It's Summer time so we can all look forward to some nice weather, right?
Well, for those of you (including myself) who suffer with hyperhidrosis, hot weather also means excessive sweating. No-one likes to talk about it, but fortunately I've learned a couple of tricks along the way which may help...
I SWEAT A LOT - IS THAT NORMAL?
Everyone sweats differently depending on lots of things - the weather, your clothes, your mood etc. Sweating is your body's way of cooling you down. But some people sweat much more than they should, or from unusual places (e.g. hands, feet) even when they're not hot - these people have hyperhidrosis.
It can have devastating effects and can make even simple things a nightmare. There are times that I don't want to shake anyone's hand because it makes me so uncomfortable!
WHY DOES IT HAPPEN?
Some people are genetically prone to getting it - they are just born with it. Others get it because they have another medical problem (e.g. thyroid, diabetes). The result is that you sweat much more than needed and it can get quite annoying and embarassing. I remember at school I would have to wrap a paper towel or tissue around my hand just so that my notebooks wouldn't get soaked as I wrote on them. People thought I was weird because they didn't understand.
Nervousness or excitement just make things worse - like me you'll be stuck in that horrible cycle: you get nervous because you are sweating, and then you sweat more because you are nervous!
WHAT CAN I DO ABOUT IT?
When I was younger, I used to think there was nothing that could be done and I would just have to put up with it. Then I got so fed up that I took the plunge and went to see my doctor - and I am so glad I did!
Basically, there are 3 main treatments: stuff you can do at home, medicines and surgery. It is always worth seeing your GP first to make sure that there isn't an underlying medical reason for your problem:

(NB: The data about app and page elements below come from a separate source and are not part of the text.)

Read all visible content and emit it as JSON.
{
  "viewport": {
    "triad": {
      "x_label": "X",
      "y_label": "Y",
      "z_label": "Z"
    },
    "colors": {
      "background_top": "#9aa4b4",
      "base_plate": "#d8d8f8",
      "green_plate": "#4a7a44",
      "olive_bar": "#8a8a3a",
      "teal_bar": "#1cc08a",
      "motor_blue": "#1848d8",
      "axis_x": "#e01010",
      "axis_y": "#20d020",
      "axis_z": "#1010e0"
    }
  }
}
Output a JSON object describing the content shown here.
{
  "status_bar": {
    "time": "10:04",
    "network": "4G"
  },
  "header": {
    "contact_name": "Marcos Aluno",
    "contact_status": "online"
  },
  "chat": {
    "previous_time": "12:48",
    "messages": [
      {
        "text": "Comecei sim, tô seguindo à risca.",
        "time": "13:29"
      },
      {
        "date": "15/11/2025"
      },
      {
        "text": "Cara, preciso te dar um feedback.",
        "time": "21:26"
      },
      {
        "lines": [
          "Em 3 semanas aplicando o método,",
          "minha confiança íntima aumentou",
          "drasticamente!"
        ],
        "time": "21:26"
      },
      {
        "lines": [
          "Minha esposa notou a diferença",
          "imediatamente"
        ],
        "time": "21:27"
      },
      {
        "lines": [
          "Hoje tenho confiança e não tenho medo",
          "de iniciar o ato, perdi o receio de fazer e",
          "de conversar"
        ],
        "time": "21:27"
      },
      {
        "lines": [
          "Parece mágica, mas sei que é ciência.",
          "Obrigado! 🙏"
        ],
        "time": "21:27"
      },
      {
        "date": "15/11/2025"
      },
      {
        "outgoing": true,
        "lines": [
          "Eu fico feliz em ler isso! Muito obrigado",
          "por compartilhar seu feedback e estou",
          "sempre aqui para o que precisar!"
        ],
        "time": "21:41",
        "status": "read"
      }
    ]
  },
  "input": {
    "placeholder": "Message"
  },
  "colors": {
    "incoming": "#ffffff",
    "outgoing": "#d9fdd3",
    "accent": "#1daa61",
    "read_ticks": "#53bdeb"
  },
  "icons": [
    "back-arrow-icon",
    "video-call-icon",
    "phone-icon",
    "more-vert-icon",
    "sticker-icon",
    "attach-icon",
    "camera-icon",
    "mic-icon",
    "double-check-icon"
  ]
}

1. STUFF YOU CAN DO AT HOME...
Depending on what kind of sweating you have, making sure you wash regularly will help cool you down and prevent any unpleasant smells. It might help to take spare clothing/socks with you but this isn't always practical. Also, if it's your armpits that are the problem then try a good antiperspirant deodorant/roll-on (such as Sure).
There are some great products out there that really do help. One of the best I have found is a roll-on anti-perspirant called Driclor (aluminium chloride) - you can get this without prescription. You have to put it on every night to start off with before you go to bed, but it usually starts working within a few days and you can then space it out. It can be used on any area of skin where sweating is a problem - the only problem is it can cause irritation.
There is also a powder available called Zeasorb which you can use like a talc. Some people find this useful.
If that's not enough, there are a group of medicines called anti-cholinergics that calm down the nerves that supply sweat glands so you sweat less. They can either be taken by mouth, or by a special treatment called iontophoresis (which I found uncomfortable!). You will need to see your GP about these as you may need referral to a Dermatologist to get them, and they do have some tricky side-effects.
It might come as a surprise, but botulinum toxin (Botox) can be given by lots of tiny little painless injections into the affected skin and is an extremely effective treatment. The results can last between 4 to 9 months. However, it's not cheap and may not be available on the NHS.
Sometimes the only option is an operation where either the sweat glands are removed or the nerves supplying them are cut. This procedure can be highly effective, but can be difficult to perform and may have troublesome side-effects. This isn't suitable for everyone and you will definitely have to see your GP to get a referral for this.
Whatever you choose to do, just remember that like me you don't have to put up with it. Don't be embarassed to talk about it - just find the treatment that works for you.